_Exercise prompt_
Look through the entries that follow and return each line that has the string "juil".

******************************

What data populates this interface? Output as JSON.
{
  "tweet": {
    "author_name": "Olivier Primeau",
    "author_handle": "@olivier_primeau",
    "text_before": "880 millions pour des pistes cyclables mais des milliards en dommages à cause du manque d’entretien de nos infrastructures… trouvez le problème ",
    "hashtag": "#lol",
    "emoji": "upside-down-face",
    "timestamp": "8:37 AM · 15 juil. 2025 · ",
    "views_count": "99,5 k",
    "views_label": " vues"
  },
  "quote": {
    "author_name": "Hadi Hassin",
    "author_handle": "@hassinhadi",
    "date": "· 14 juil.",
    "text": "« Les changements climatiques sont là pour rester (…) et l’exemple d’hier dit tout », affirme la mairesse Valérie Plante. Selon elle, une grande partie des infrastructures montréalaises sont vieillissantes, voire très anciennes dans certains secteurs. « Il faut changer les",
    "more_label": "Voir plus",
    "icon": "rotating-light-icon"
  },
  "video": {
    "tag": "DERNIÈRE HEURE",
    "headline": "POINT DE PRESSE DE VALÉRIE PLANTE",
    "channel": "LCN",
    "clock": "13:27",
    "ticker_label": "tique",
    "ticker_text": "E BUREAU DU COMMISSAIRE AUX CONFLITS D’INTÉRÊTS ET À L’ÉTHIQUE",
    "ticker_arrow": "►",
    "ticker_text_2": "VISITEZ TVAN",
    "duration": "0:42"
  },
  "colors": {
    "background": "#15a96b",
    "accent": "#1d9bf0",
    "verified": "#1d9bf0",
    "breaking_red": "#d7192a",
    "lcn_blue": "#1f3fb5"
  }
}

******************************

_Solution below_
    "timestamp": "8:37 AM · 15 juil. 2025 · ",
    "date": "· 14 juil.",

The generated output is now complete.